A free, downloadable te reo Māori resource is being launched to help children and their whānau who have a parent with mental health and addiction issues.
The booklet, Tupu Tūkaha Tupu Tūtahi, is the result of a collaborative effort between community members, kaiako, Te Whatu Ora, kaimahi and whānau.
Today, Monday 18 September, community members gathered at Terenga Paraoa Marae with Te Whatu Ora Mental Health & Addiction Service and Te Poutokomanawa (Māori Health) to bless and celebrate this new taonga.
Te Whatu Ora Mental Health and Addictions Services Te Tai Tokerau Consumer & Family Leader Janeen Prohl said Tupu Tūkaha Tupu Tūtahi was created to provide activities and content to help children to build their emotional resilience. The booklet can provide support during what may be a very challenging time for them and their whānau.

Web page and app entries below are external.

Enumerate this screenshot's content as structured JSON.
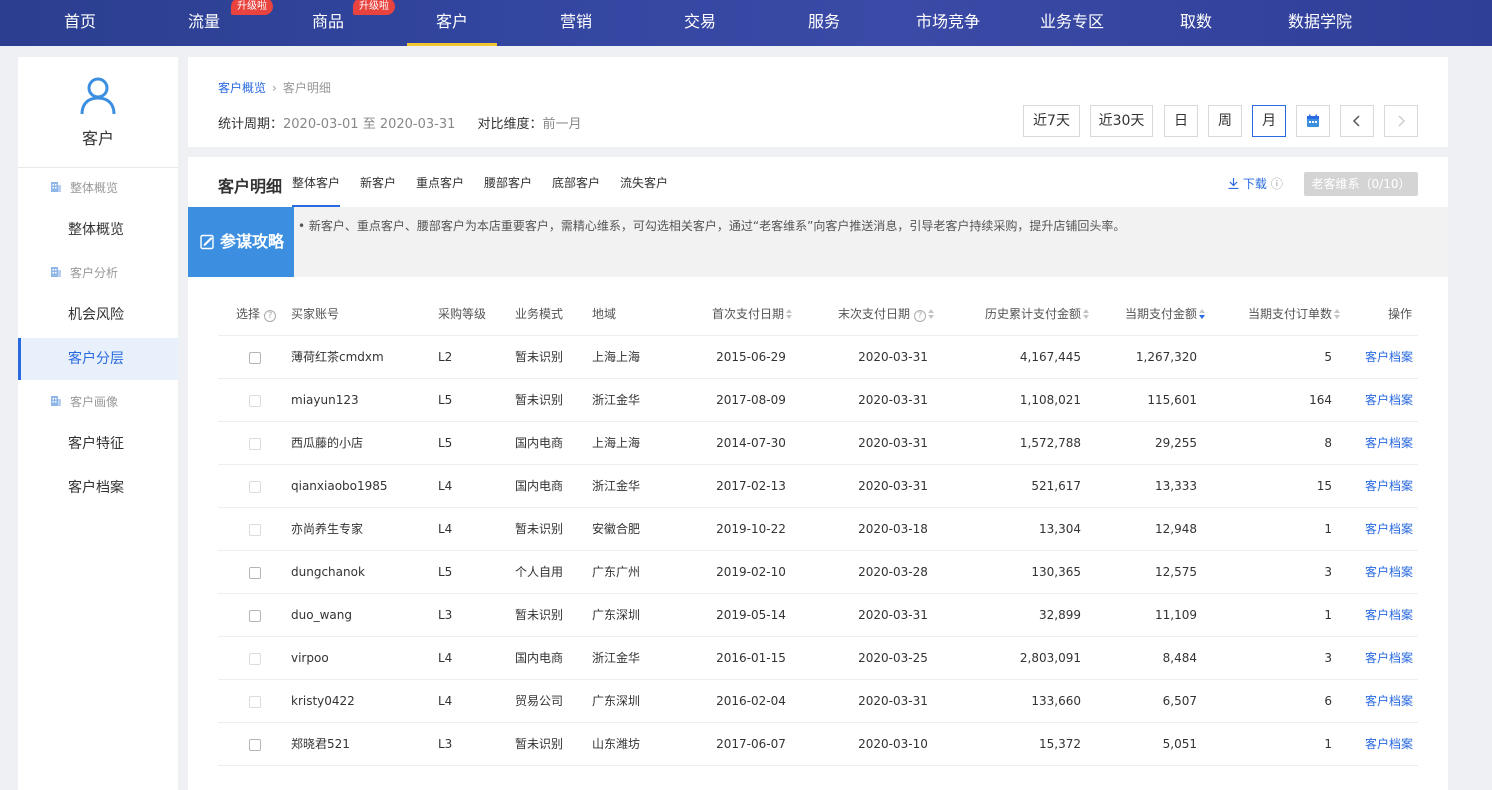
{
  "topnav": {
    "items": [
      {
        "label": "首页"
      },
      {
        "label": "流量",
        "badge": "升级啦"
      },
      {
        "label": "商品",
        "badge": "升级啦"
      },
      {
        "label": "客户",
        "active": true
      },
      {
        "label": "营销"
      },
      {
        "label": "交易"
      },
      {
        "label": "服务"
      },
      {
        "label": "市场竞争"
      },
      {
        "label": "业务专区"
      },
      {
        "label": "取数"
      },
      {
        "label": "数据学院"
      }
    ],
    "accent": "#f3c531"
  },
  "sidebar": {
    "title": "客户",
    "groups": [
      {
        "label": "整体概览",
        "links": [
          "整体概览"
        ]
      },
      {
        "label": "客户分析",
        "links": [
          "机会风险",
          "客户分层"
        ]
      },
      {
        "label": "客户画像",
        "links": [
          "客户特征",
          "客户档案"
        ]
      }
    ],
    "active": "客户分层"
  },
  "header": {
    "breadcrumb": [
      "客户概览",
      "客户明细"
    ],
    "period_label": "统计周期：",
    "period_value": "2020-03-01 至 2020-03-31",
    "compare_label": "对比维度：",
    "compare_value": "前一月",
    "time_buttons": [
      "近7天",
      "近30天",
      "日",
      "周",
      "月"
    ],
    "active_time": "月"
  },
  "main": {
    "section_title": "客户明细",
    "tabs": [
      "整体客户",
      "新客户",
      "重点客户",
      "腰部客户",
      "底部客户",
      "流失客户"
    ],
    "active_tab": "整体客户",
    "download_label": "下载",
    "old_customer_button": "老客维系（0/10）",
    "tip_badge": "参谋攻略",
    "tip_text": "• 新客户、重点客户、腰部客户为本店重要客户，需精心维系，可勾选相关客户，通过“老客维系”向客户推送消息，引导老客户持续采购，提升店铺回头率。"
  },
  "table": {
    "headers": {
      "select": "选择",
      "account": "买家账号",
      "level": "采购等级",
      "mode": "业务模式",
      "region": "地域",
      "first_pay": "首次支付日期",
      "last_pay": "末次支付日期",
      "total_amount": "历史累计支付金额",
      "period_amount": "当期支付金额",
      "period_orders": "当期支付订单数",
      "action": "操作"
    },
    "action_label": "客户档案",
    "rows": [
      {
        "account": "薄荷红茶cmdxm",
        "level": "L2",
        "mode": "暂未识别",
        "region": "上海上海",
        "first": "2015-06-29",
        "last": "2020-03-31",
        "total": "4,167,445",
        "amount": "1,267,320",
        "orders": "5",
        "selectable": true
      },
      {
        "account": "miayun123",
        "level": "L5",
        "mode": "暂未识别",
        "region": "浙江金华",
        "first": "2017-08-09",
        "last": "2020-03-31",
        "total": "1,108,021",
        "amount": "115,601",
        "orders": "164",
        "selectable": false
      },
      {
        "account": "西瓜藤的小店",
        "level": "L5",
        "mode": "国内电商",
        "region": "上海上海",
        "first": "2014-07-30",
        "last": "2020-03-31",
        "total": "1,572,788",
        "amount": "29,255",
        "orders": "8",
        "selectable": false
      },
      {
        "account": "qianxiaobo1985",
        "level": "L4",
        "mode": "国内电商",
        "region": "浙江金华",
        "first": "2017-02-13",
        "last": "2020-03-31",
        "total": "521,617",
        "amount": "13,333",
        "orders": "15",
        "selectable": false
      },
      {
        "account": "亦尚养生专家",
        "level": "L4",
        "mode": "暂未识别",
        "region": "安徽合肥",
        "first": "2019-10-22",
        "last": "2020-03-18",
        "total": "13,304",
        "amount": "12,948",
        "orders": "1",
        "selectable": false
      },
      {
        "account": "dungchanok",
        "level": "L5",
        "mode": "个人自用",
        "region": "广东广州",
        "first": "2019-02-10",
        "last": "2020-03-28",
        "total": "130,365",
        "amount": "12,575",
        "orders": "3",
        "selectable": true
      },
      {
        "account": "duo_wang",
        "level": "L3",
        "mode": "暂未识别",
        "region": "广东深圳",
        "first": "2019-05-14",
        "last": "2020-03-31",
        "total": "32,899",
        "amount": "11,109",
        "orders": "1",
        "selectable": true
      },
      {
        "account": "virpoo",
        "level": "L4",
        "mode": "国内电商",
        "region": "浙江金华",
        "first": "2016-01-15",
        "last": "2020-03-25",
        "total": "2,803,091",
        "amount": "8,484",
        "orders": "3",
        "selectable": false
      },
      {
        "account": "kristy0422",
        "level": "L4",
        "mode": "贸易公司",
        "region": "广东深圳",
        "first": "2016-02-04",
        "last": "2020-03-31",
        "total": "133,660",
        "amount": "6,507",
        "orders": "6",
        "selectable": false
      },
      {
        "account": "郑晓君521",
        "level": "L3",
        "mode": "暂未识别",
        "region": "山东潍坊",
        "first": "2017-06-07",
        "last": "2020-03-10",
        "total": "15,372",
        "amount": "5,051",
        "orders": "1",
        "selectable": true
      }
    ]
  }
}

“We know that tamariki of parents with physical, mental health or addiction problems are at greater risk of poor mental health outcomes if they are not adequately supported,” she said.
“Conversations with children about mental health early in life can help remove stigma and encourage them to ask for help and learn how to cope with adversity later in life.”

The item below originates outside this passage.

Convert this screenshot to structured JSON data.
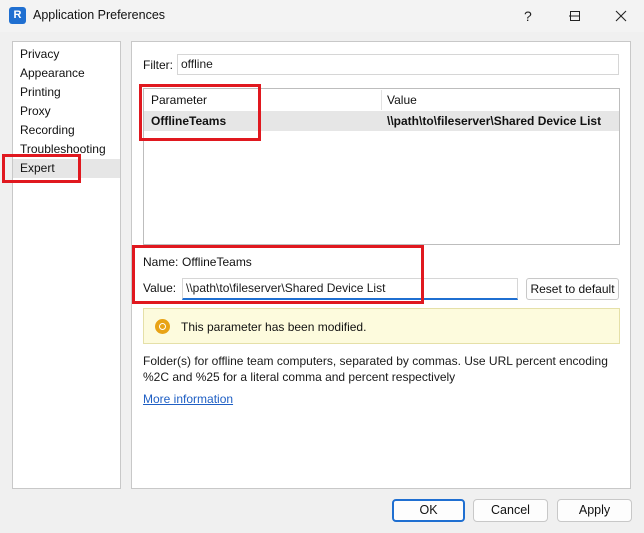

Tupu Tūkaha Tupu Tūtahi is aimed at tamariki aged 5 to 12 and includes a range of activities to encourage them to understand and cope with big feelings. It helps children to develop tools to manage the situation they are in and supports whānau to work together to help tamariki understand illness and build emotional resilience.The concept for the resource came from a similar activity booklet, developed by the then Waitematā DHB, who gave consent for the Mental Health and Addiction Service to use the concept.

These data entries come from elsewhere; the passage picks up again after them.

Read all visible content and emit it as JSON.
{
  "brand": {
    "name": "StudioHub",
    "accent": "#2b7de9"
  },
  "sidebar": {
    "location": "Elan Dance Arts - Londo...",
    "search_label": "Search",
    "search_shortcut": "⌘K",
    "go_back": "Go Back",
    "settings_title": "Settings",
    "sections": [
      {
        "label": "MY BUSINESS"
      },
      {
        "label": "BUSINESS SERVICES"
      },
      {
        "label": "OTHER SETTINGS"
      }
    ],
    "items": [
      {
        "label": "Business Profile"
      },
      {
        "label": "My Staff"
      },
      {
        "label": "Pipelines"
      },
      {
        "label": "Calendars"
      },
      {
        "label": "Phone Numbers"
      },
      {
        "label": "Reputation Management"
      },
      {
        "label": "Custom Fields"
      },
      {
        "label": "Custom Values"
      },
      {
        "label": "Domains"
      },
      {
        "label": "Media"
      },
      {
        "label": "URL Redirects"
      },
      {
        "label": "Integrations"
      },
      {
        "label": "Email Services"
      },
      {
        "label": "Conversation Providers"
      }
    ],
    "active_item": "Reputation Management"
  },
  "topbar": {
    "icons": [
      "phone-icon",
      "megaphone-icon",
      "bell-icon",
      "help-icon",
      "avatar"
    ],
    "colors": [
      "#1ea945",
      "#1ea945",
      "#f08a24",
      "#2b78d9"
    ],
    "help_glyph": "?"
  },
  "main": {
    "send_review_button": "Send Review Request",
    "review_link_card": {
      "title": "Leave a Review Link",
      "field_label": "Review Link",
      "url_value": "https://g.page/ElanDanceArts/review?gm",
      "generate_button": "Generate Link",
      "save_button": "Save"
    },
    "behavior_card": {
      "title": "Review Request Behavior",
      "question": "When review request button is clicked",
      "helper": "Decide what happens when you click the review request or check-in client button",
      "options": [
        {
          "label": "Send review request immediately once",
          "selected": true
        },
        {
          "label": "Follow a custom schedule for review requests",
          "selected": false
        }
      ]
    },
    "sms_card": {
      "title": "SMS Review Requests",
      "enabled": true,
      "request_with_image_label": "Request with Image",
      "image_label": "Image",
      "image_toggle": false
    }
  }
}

Consultation with whānau, teachers, clinicians, translators and Te Tai Tokerau kaiako and kuia played an instrumental role in shaping the resource and processes, ensuring its educational and cultural integrity.
“The wisdom and insights of whānau who have faced similar challenges have been woven into every aspect of the taonga, making it a truly authentic and invaluable resource,” said Janeen.
The booklet was originally created in English and has been translated to te reo Māori. This enables whānau to choose which language to use with their tamariki, supporting equitable health outcomes for Māori.
The launch date was chosen to coincide with the start of Mental Health Awareness Week which runs from 18 to 22 September. The free resource is available to download here [PDF, 5.8 MB] and hard copies will be sent to locations in the community where whānau go for support.
Tupu Tūkaha Tupu Tūtahi is blessed at Terenga Paraoa Marae.
Te Tai Tokerau Mental Health and Addiction Services staff Maria West (Service Development Manager), left, and Janeen Prohl (Consumer and Family Lead), centre, and Asian Health Services operations manager Grace Ryu from Waitamata, with Tupu Tūkaha Tupu Tūtahi.
Te Tai Tokerau Mental Health and Addiction Services' Consumer and Family Lead Janeen Prohl, centre, with kaiako and te reo Māori translator Merepaea Heta, left, and te reo Māori translator Evelyn Tobin